+++ Entries provided +++
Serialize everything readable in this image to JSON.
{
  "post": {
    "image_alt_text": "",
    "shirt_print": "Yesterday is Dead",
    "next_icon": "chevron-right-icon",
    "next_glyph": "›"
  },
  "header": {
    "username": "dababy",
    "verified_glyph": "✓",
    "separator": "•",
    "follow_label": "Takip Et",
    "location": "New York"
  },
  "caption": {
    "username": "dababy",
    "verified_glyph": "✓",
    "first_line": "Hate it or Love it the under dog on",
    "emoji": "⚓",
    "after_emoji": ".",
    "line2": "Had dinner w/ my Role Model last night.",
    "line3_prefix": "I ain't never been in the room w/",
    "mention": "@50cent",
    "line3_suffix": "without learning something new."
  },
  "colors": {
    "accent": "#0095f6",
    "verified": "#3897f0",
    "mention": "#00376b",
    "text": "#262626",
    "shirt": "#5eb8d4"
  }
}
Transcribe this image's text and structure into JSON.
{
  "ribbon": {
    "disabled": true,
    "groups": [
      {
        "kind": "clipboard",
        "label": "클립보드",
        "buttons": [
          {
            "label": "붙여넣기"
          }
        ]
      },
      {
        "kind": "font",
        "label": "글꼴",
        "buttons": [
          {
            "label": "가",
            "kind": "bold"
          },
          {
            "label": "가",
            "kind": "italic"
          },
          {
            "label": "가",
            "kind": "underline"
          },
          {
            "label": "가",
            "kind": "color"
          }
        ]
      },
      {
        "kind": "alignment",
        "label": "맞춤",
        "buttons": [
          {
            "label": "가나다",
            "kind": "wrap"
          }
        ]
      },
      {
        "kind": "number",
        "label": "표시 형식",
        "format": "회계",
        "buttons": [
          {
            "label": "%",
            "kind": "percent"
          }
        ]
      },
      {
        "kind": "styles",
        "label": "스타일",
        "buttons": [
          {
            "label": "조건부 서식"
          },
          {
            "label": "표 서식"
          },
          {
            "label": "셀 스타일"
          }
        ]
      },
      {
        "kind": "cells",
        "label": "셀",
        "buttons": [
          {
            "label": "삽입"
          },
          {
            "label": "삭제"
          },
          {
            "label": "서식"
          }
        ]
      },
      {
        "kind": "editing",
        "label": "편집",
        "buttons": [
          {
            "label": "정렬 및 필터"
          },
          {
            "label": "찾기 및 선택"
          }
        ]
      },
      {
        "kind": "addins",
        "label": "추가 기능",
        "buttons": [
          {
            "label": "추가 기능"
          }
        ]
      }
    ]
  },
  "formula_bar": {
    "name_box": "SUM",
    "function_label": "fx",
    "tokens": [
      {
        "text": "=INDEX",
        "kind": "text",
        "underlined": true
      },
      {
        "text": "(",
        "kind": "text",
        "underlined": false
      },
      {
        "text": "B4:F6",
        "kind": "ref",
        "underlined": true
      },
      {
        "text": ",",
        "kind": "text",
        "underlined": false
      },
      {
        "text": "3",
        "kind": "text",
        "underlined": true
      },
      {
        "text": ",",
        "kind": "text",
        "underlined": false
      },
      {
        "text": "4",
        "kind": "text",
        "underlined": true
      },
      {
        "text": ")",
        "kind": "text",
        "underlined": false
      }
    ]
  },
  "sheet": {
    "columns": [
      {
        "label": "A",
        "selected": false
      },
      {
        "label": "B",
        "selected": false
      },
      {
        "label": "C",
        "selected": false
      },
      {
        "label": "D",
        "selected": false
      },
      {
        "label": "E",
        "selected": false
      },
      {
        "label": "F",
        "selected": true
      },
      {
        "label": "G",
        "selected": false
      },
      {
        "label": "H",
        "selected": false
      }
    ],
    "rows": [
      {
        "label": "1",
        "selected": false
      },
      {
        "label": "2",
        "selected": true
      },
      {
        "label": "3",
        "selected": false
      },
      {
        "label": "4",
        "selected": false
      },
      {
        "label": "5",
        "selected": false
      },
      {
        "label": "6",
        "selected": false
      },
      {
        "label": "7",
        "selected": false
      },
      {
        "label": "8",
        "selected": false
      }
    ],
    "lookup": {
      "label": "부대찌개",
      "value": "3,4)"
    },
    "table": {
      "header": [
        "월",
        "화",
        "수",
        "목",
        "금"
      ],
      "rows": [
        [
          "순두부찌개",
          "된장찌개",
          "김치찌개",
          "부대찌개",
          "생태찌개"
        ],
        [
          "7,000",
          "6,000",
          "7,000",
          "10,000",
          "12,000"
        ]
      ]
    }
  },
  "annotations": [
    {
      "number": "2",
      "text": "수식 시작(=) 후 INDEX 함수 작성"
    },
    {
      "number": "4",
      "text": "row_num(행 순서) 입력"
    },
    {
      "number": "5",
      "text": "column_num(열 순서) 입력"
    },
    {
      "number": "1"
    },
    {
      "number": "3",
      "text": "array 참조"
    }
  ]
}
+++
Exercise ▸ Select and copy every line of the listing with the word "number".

Written solution ▸
        "kind": "number",
      "number": "2",
      "number": "4",
      "number": "5",
      "number": "1"
      "number": "3",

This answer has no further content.